One of the key things to take from this is that ADC and DAC are not just useful as starting points and ending points of analogue circuits. Most of the above are hybrid circuits, with digital and analogue processing interweaved to create new functionality. I still stick by my original concept of keeping a solid line between what is analogue and what is digital - the digital sections are strictly digital and the analogue is strictly analogue and the interactions are explicit conversions (conceptually at least).
One other thing about having a range of fundamental operations, is that you can quickly combine them to create new functions. For a couple of quite advanced examples:
3.1. Arithmetic Mean
The arithmetic mean is defined as the sum of all inputs divided by the number of inputs. We can achieve both of these base functions (summation and division by fixed integer), so therefore the Mean should be a simple thing to process. However, the typically sensible method is to sum first followed by division, which turns out to be pretty much impractical in LBP2. Summation first introduces overflow, which is a pain, so it's best to divide each of the signals first, then sum them together. If a multiply by 3 is required for the downscaling operation, then I suggest doing this after the summation (as you will be doing one x3 rather than an x3 for every input).
Generally, if you want a real-time analysis of differentiation, then all you need to do is take the current value of the input and subtract it from a value from the past, knowing the time difference between the two. As we can sample values, this is actually very simple to achieve now. However, differentiation works best if the interval between the samples is as short as possible, so with this in mind, it makes sense to make the the time interval a single system clock tick, especially as our divider circuit neatly allows us to lag a signal by exactly this amount. If you divide by three, then multiply by three, you have a divide-by-1 circuit, with an inserted frame of latency. So you merely subtract that from the current value of the signal and you have instantaneous rate of change.
Technically, as our time interval is 0.033s, we should multiply the signal by 30 to achieve a value in Hz (change per second). However, there is no technical reason to use SI units here, if we don't want to: "change per LBP system clock tick" is a perfectly acceptable unit of measurement for rate of change. In addition, a x30 on your signal will overflow for most input values. Of course, if you have a signal that varies quite slowly, you may wish to amplify it for ease of analysis, but in general terms, the primary reason for not amplifying the signal is that you can always guarantee that the unamplified signal will never change by more than 100%, so it will always fit into the range +/- 100% that is output by the combiner.
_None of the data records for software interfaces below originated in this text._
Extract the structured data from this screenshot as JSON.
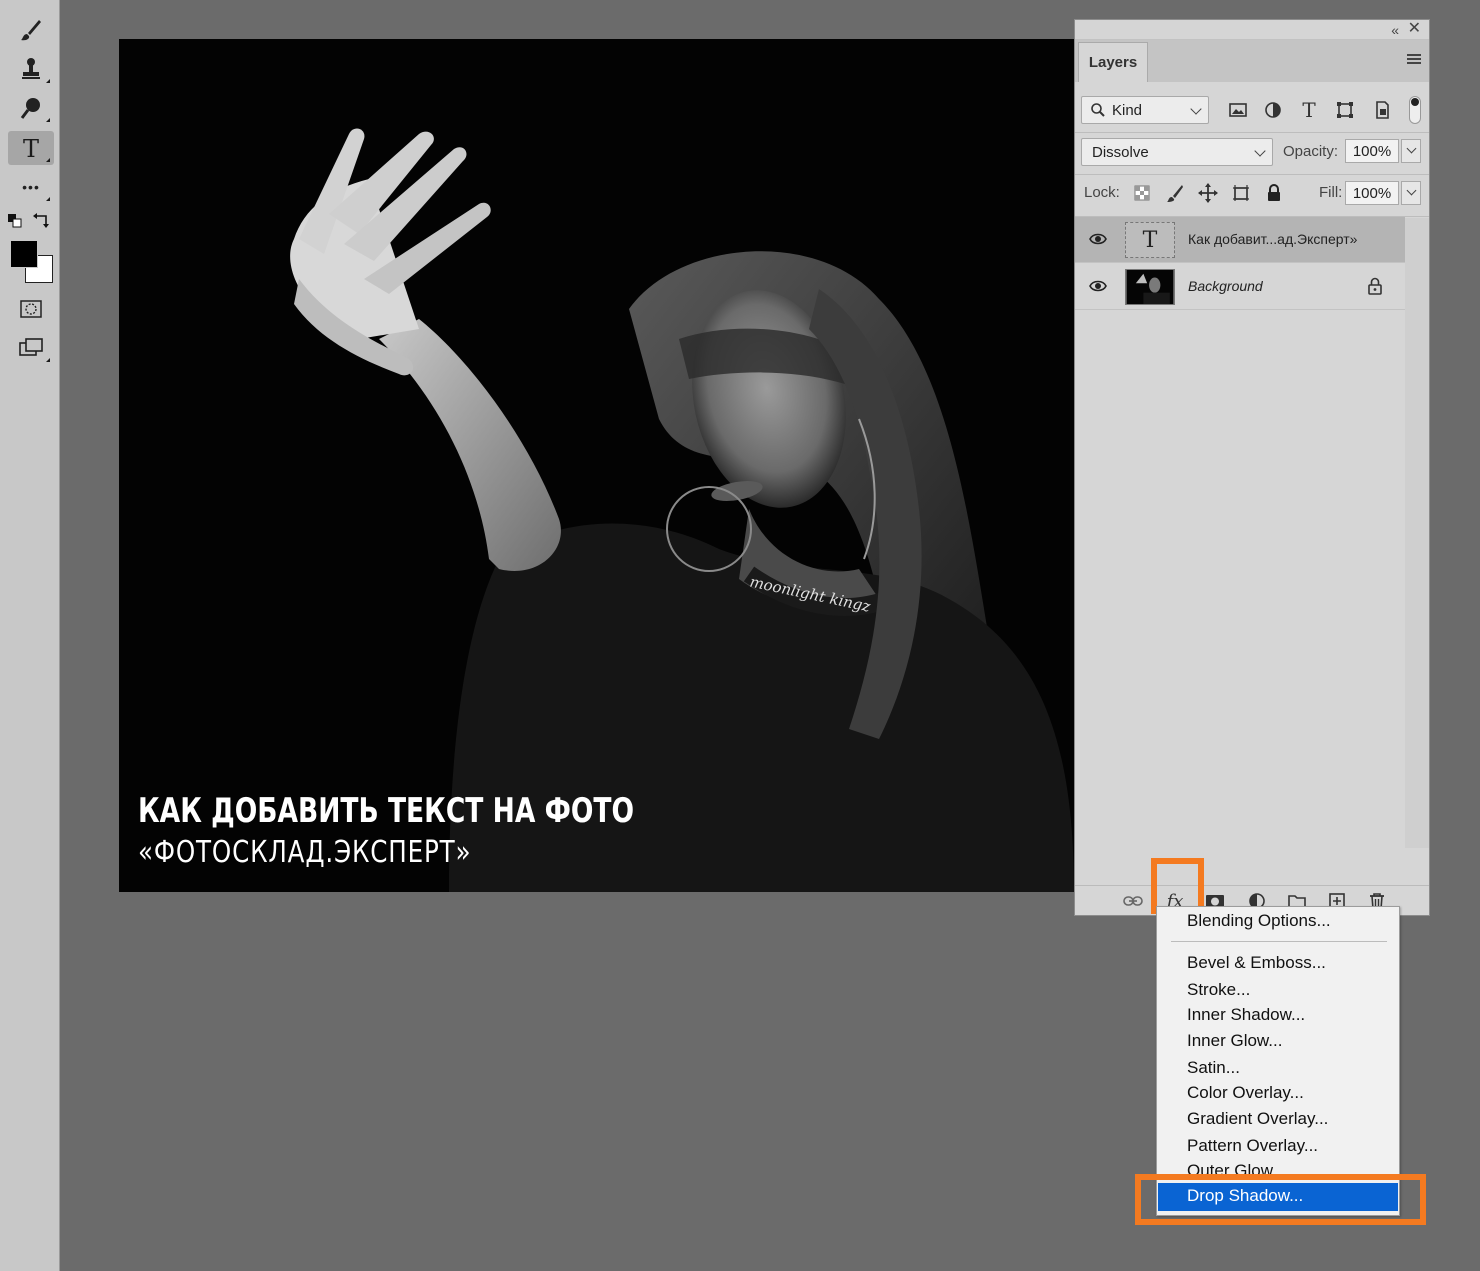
{
  "toolbar": {
    "tools": [
      "brush-tool",
      "clone-stamp-tool",
      "dodge-tool",
      "type-tool",
      "edit-toolbar",
      "default-colors",
      "switch-colors",
      "quick-mask",
      "screen-mode"
    ],
    "active_tool": "type-tool",
    "type_tool_glyph": "T",
    "more_glyph": "•••",
    "foreground_color": "#000000",
    "background_color": "#ffffff"
  },
  "canvas": {
    "caption_line1": "КАК ДОБАВИТЬ ТЕКСТ НА ФОТО",
    "caption_line2": "«ФОТОСКЛАД.ЭКСПЕРТ»",
    "shirt_text": "moonlight kingz"
  },
  "layers_panel": {
    "collapse_glyph": "«",
    "close_glyph": "✕",
    "tab_label": "Layers",
    "filter": {
      "label": "Kind",
      "icons": [
        "pixel-filter-icon",
        "adjustment-filter-icon",
        "type-filter-icon",
        "shape-filter-icon",
        "smart-object-filter-icon",
        "filter-toggle-icon"
      ],
      "type_glyph": "T"
    },
    "blend_mode": "Dissolve",
    "opacity_label": "Opacity:",
    "opacity_value": "100%",
    "lock_label": "Lock:",
    "lock_icons": [
      "lock-transparent-pixels-icon",
      "lock-image-pixels-icon",
      "lock-position-icon",
      "lock-artboard-icon",
      "lock-all-icon"
    ],
    "fill_label": "Fill:",
    "fill_value": "100%",
    "layers": [
      {
        "name": "Как добавит...ад.Эксперт»",
        "type": "text",
        "thumb_glyph": "T",
        "visible": true,
        "selected": true
      },
      {
        "name": "Background",
        "type": "image",
        "visible": true,
        "locked": true,
        "selected": false
      }
    ],
    "footer": {
      "buttons": [
        "link-layers-icon",
        "fx-icon",
        "layer-mask-icon",
        "adjustment-layer-icon",
        "group-folder-icon",
        "new-layer-icon",
        "trash-icon"
      ],
      "fx_label": "fx"
    }
  },
  "fx_menu": {
    "items": [
      "Blending Options...",
      "Bevel & Emboss...",
      "Stroke...",
      "Inner Shadow...",
      "Inner Glow...",
      "Satin...",
      "Color Overlay...",
      "Gradient Overlay...",
      "Pattern Overlay...",
      "Outer Glow...",
      "Drop Shadow..."
    ],
    "highlighted": "Drop Shadow..."
  },
  "colors": {
    "highlight_orange": "#f47a20",
    "menu_hover_blue": "#0a64d3"
  }
}
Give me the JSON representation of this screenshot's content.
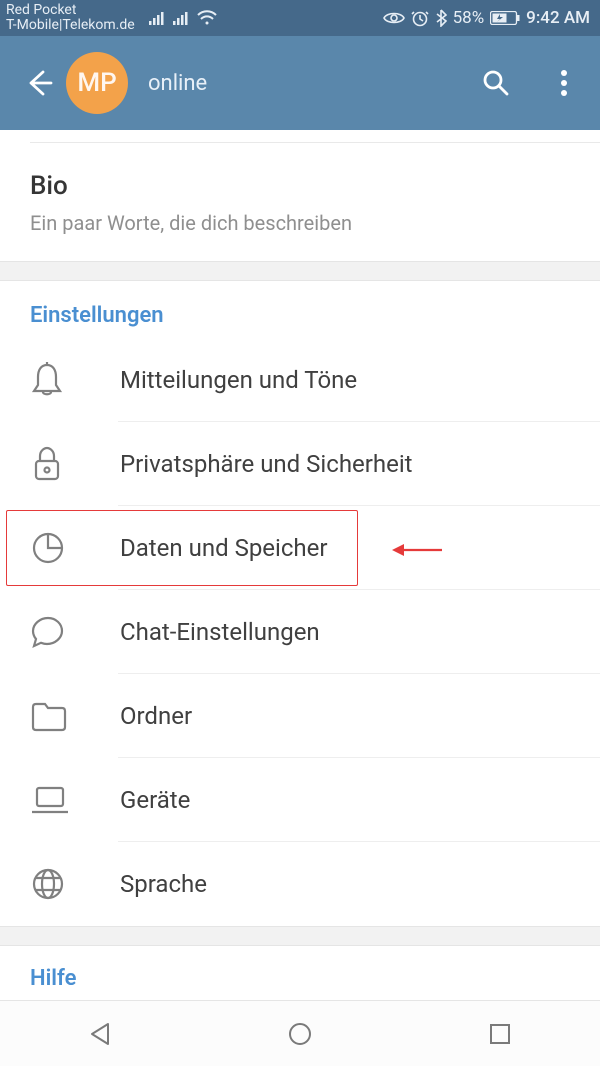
{
  "status_bar": {
    "carrier_line1": "Red Pocket",
    "carrier_line2": "T-Mobile|Telekom.de",
    "battery_text": "58%",
    "time": "9:42 AM"
  },
  "header": {
    "avatar_initials": "MP",
    "status_text": "online"
  },
  "bio": {
    "title": "Bio",
    "description": "Ein paar Worte, die dich beschreiben"
  },
  "sections": {
    "settings_title": "Einstellungen",
    "help_title": "Hilfe"
  },
  "settings": {
    "items": [
      {
        "icon": "bell-icon",
        "label": "Mitteilungen und Töne"
      },
      {
        "icon": "lock-icon",
        "label": "Privatsphäre und Sicherheit"
      },
      {
        "icon": "pie-icon",
        "label": "Daten und Speicher",
        "highlighted": true
      },
      {
        "icon": "chat-icon",
        "label": "Chat-Einstellungen"
      },
      {
        "icon": "folder-icon",
        "label": "Ordner"
      },
      {
        "icon": "laptop-icon",
        "label": "Geräte"
      },
      {
        "icon": "globe-icon",
        "label": "Sprache"
      }
    ]
  }
}
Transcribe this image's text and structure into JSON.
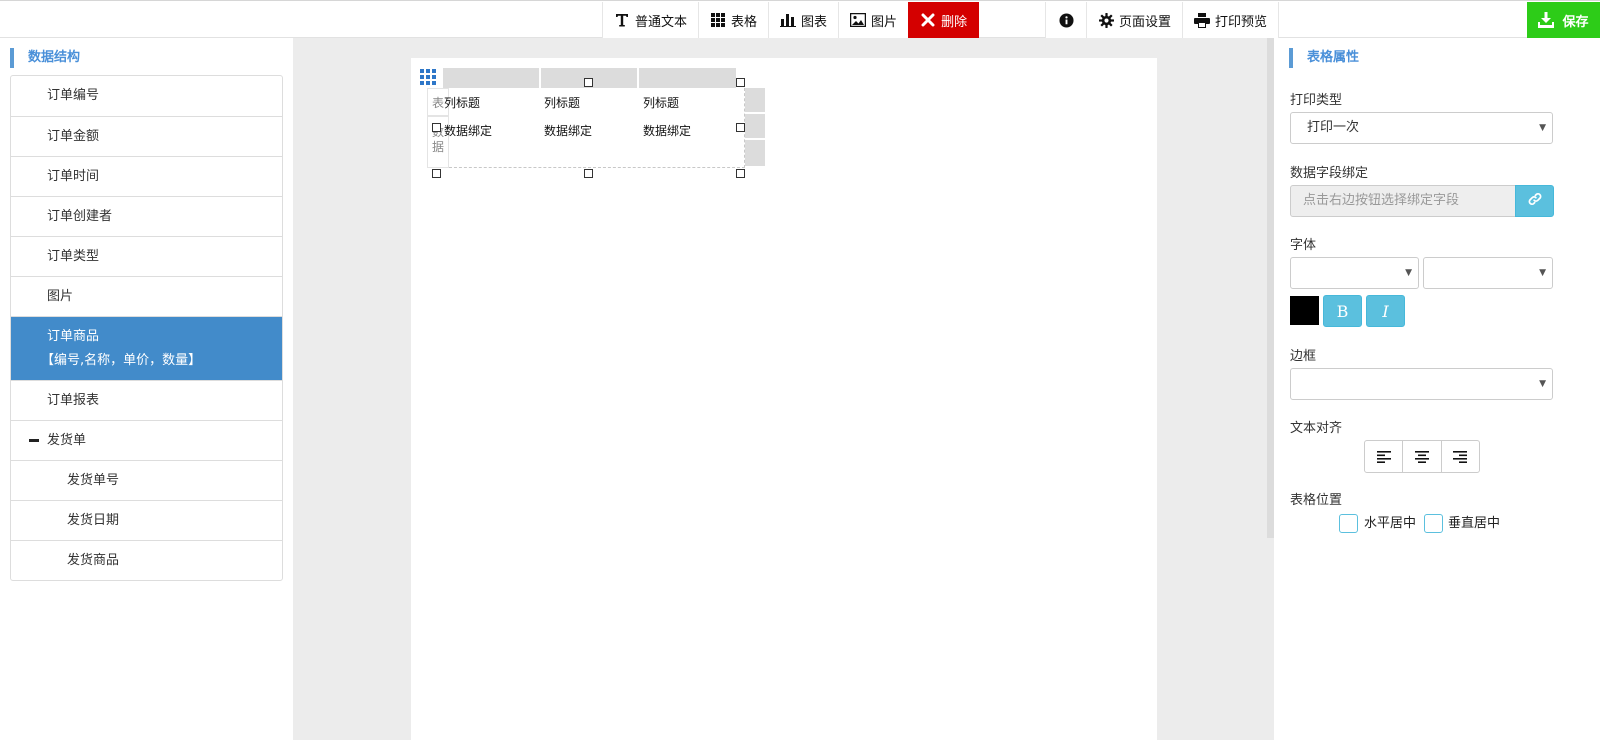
{
  "toolbar": {
    "items": [
      {
        "label": "普通文本",
        "icon": "text-icon"
      },
      {
        "label": "表格",
        "icon": "grid-icon"
      },
      {
        "label": "图表",
        "icon": "bar-chart-icon"
      },
      {
        "label": "图片",
        "icon": "image-icon"
      },
      {
        "label": "删除",
        "icon": "close-icon"
      }
    ],
    "info_icon": "info-icon",
    "page_setup": "页面设置",
    "print_preview": "打印预览",
    "save": "保存",
    "delete_color": "#d40000",
    "save_color": "#2dcc18"
  },
  "left": {
    "title": "数据结构",
    "items": [
      "订单编号",
      "订单金额",
      "订单时间",
      "订单创建者",
      "订单类型",
      "图片"
    ],
    "active_line1": "订单商品",
    "active_line2": "【编号,名称，单价，数量】",
    "after_active": "订单报表",
    "group": "发货单",
    "group_children": [
      "发货单号",
      "发货日期",
      "发货商品"
    ],
    "active_color": "#428bca"
  },
  "table_widget": {
    "row_label_header": "表",
    "row_label_data": "数据",
    "col_title": "列标题",
    "data_binding": "数据绑定"
  },
  "right": {
    "title": "表格属性",
    "print_type_label": "打印类型",
    "print_type_value": "打印一次",
    "data_field_label": "数据字段绑定",
    "data_field_placeholder": "点击右边按钮选择绑定字段",
    "font_label": "字体",
    "bold": "B",
    "italic": "I",
    "font_color": "#000000",
    "border_label": "边框",
    "text_align_label": "文本对齐",
    "table_position_label": "表格位置",
    "h_center": "水平居中",
    "v_center": "垂直居中",
    "accent_color": "#5bc0de"
  }
}
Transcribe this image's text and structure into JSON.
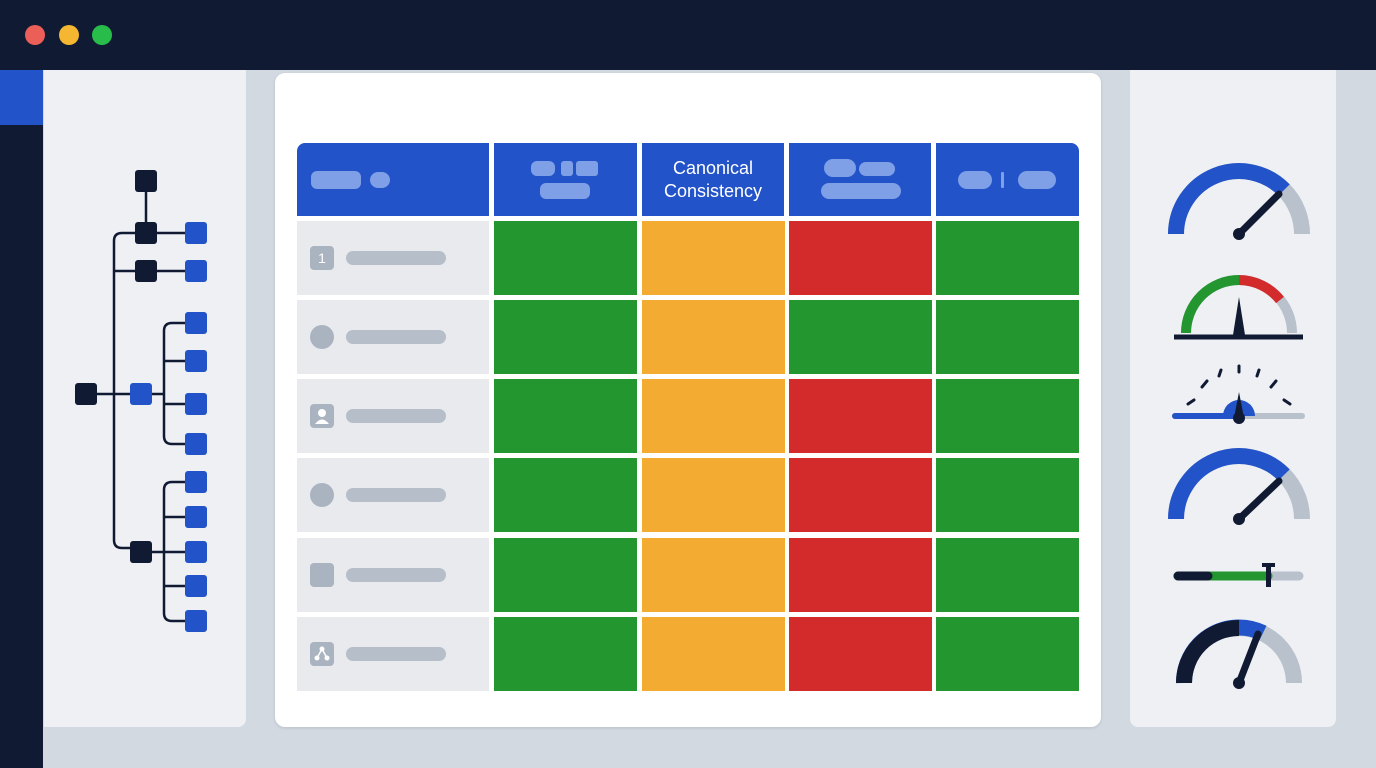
{
  "window": {
    "controls": [
      {
        "name": "close",
        "color": "#ec5f58"
      },
      {
        "name": "minimize",
        "color": "#f5b731"
      },
      {
        "name": "maximize",
        "color": "#28bd4b"
      }
    ]
  },
  "colors": {
    "titlebar": "#111a33",
    "accent": "#2353c9",
    "pass": "#24962f",
    "warn": "#f4ab32",
    "fail": "#d32b2b"
  },
  "table": {
    "headers": [
      {
        "label": "",
        "icon": "redacted-label"
      },
      {
        "label": "",
        "icon": "redacted-label"
      },
      {
        "label": "Canonical\nConsistency"
      },
      {
        "label": "",
        "icon": "redacted-label"
      },
      {
        "label": "",
        "icon": "redacted-label"
      }
    ],
    "rows": [
      {
        "icon": "number-badge",
        "icon_text": "1",
        "cells": [
          "pass",
          "warn",
          "fail",
          "pass"
        ]
      },
      {
        "icon": "circle-avatar",
        "cells": [
          "pass",
          "warn",
          "pass",
          "pass"
        ]
      },
      {
        "icon": "user-icon",
        "cells": [
          "pass",
          "warn",
          "fail",
          "pass"
        ]
      },
      {
        "icon": "circle-avatar",
        "cells": [
          "pass",
          "warn",
          "fail",
          "pass"
        ]
      },
      {
        "icon": "square-placeholder",
        "cells": [
          "pass",
          "warn",
          "fail",
          "pass"
        ]
      },
      {
        "icon": "network-icon",
        "cells": [
          "pass",
          "warn",
          "fail",
          "pass"
        ]
      }
    ]
  },
  "tree": {
    "icon": "hierarchy-tree-icon"
  },
  "gauges": [
    {
      "icon": "speedometer-gauge-icon",
      "level": 0.78
    },
    {
      "icon": "status-meter-icon",
      "level": 0.5
    },
    {
      "icon": "dial-meter-icon",
      "level": 0.5
    },
    {
      "icon": "speedometer-gauge-icon",
      "level": 0.78
    },
    {
      "icon": "progress-slider-icon",
      "level": 0.75
    },
    {
      "icon": "speedometer-gauge-icon",
      "level": 0.62
    }
  ]
}
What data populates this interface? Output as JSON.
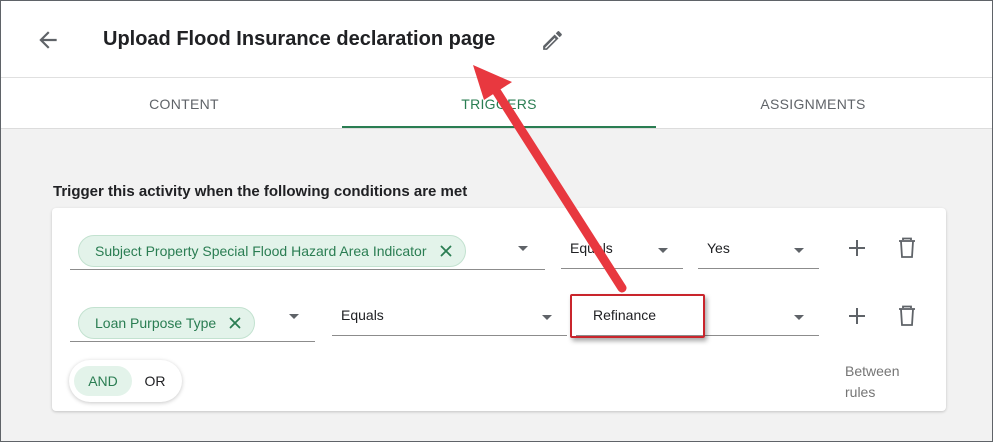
{
  "header": {
    "title": "Upload Flood Insurance declaration page",
    "back_icon": "arrow-left-icon",
    "edit_icon": "pencil-icon"
  },
  "tabs": [
    {
      "label": "CONTENT",
      "active": false
    },
    {
      "label": "TRIGGERS",
      "active": true
    },
    {
      "label": "ASSIGNMENTS",
      "active": false
    }
  ],
  "triggers": {
    "title": "Trigger this activity when the following conditions are met",
    "conditions": [
      {
        "field": "Subject Property Special Flood Hazard Area Indicator",
        "operator": "Equals",
        "value": "Yes"
      },
      {
        "field": "Loan Purpose Type",
        "operator": "Equals",
        "value": "Refinance"
      }
    ],
    "logic": {
      "and_label": "AND",
      "or_label": "OR",
      "selected": "AND"
    },
    "between_rules_label": "Between rules",
    "add_icon": "plus-icon",
    "delete_icon": "trash-icon"
  },
  "colors": {
    "accent": "#2a7d52",
    "chip_bg": "#e3f3ea",
    "annotation": "#e8383f"
  }
}
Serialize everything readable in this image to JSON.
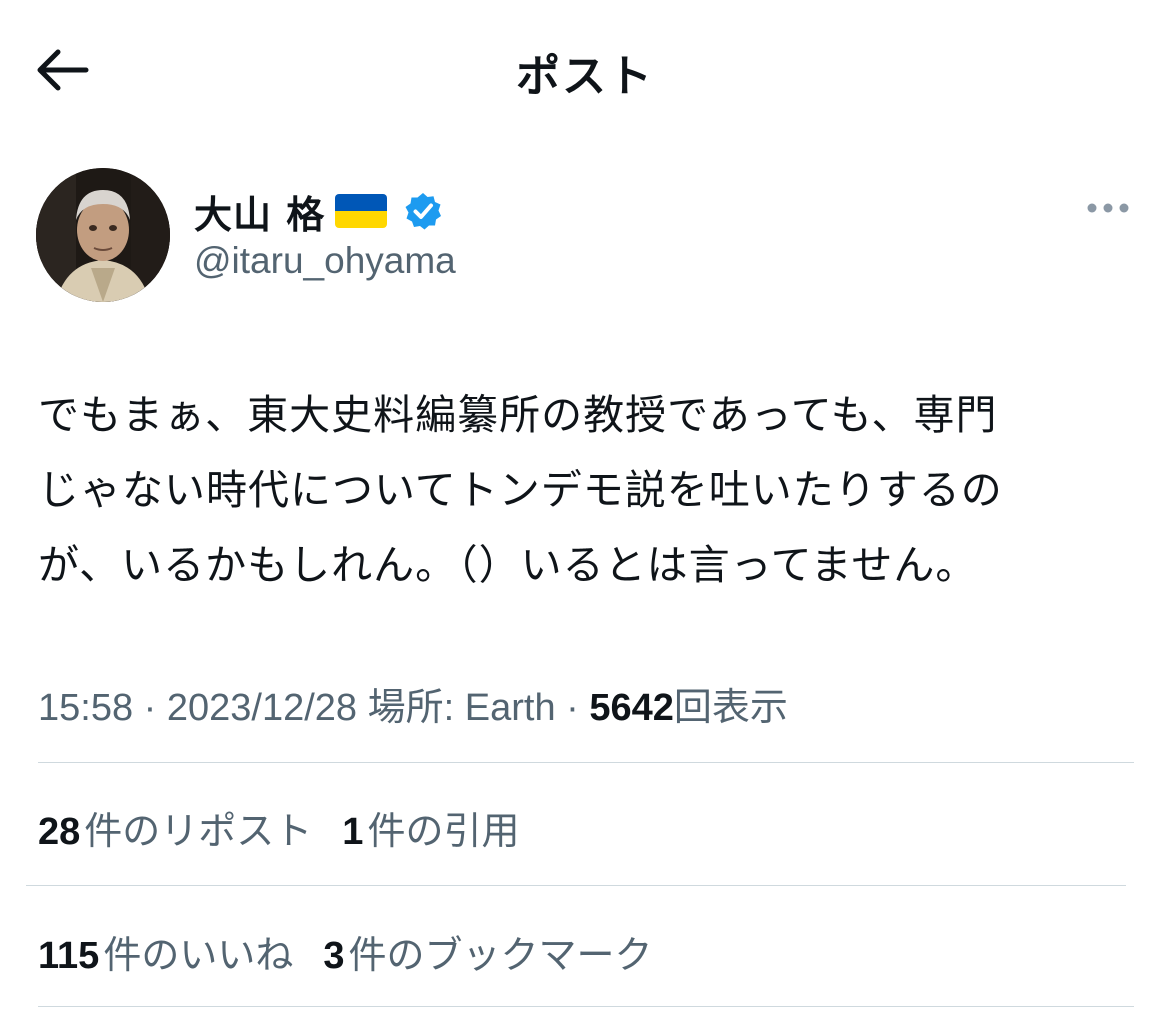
{
  "header": {
    "title": "ポスト",
    "back_icon": "arrow-left-icon"
  },
  "author": {
    "display_name": "大山 格",
    "flag_icon": "ukraine-flag-icon",
    "verified_icon": "verified-badge-icon",
    "handle": "@itaru_ohyama",
    "more_icon": "more-horizontal-icon"
  },
  "post": {
    "text": "でもまぁ、東大史料編纂所の教授であっても、専門\nじゃない時代についてトンデモ説を吐いたりするの\nが、いるかもしれん。（）いるとは言ってません。"
  },
  "meta": {
    "time": "15:58",
    "separator_1": "·",
    "date": "2023/12/28",
    "location_label": "場所:",
    "location_value": "Earth",
    "separator_2": "·",
    "views_count": "5642",
    "views_label": "回表示"
  },
  "stats": {
    "reposts_count": "28",
    "reposts_label": "件のリポスト",
    "quotes_count": "1",
    "quotes_label": "件の引用",
    "likes_count": "115",
    "likes_label": "件のいいね",
    "bookmarks_count": "3",
    "bookmarks_label": "件のブックマーク"
  },
  "colors": {
    "text_primary": "#0f1419",
    "text_secondary": "#536471",
    "verified_blue": "#1d9bf0",
    "divider": "#cfd9de",
    "flag_blue": "#0057b7",
    "flag_yellow": "#ffd700"
  }
}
Signed values are possible by using parrallel x1 circuits (one for the positive, one for the negative. However, this will result in an output range of +/- 200% as the maximum change would be from one extreme to the other in a single clock cycle ( 100 - (-100) = 200 ), so we would need to implement signed subtraction, with overflow handling of some kind.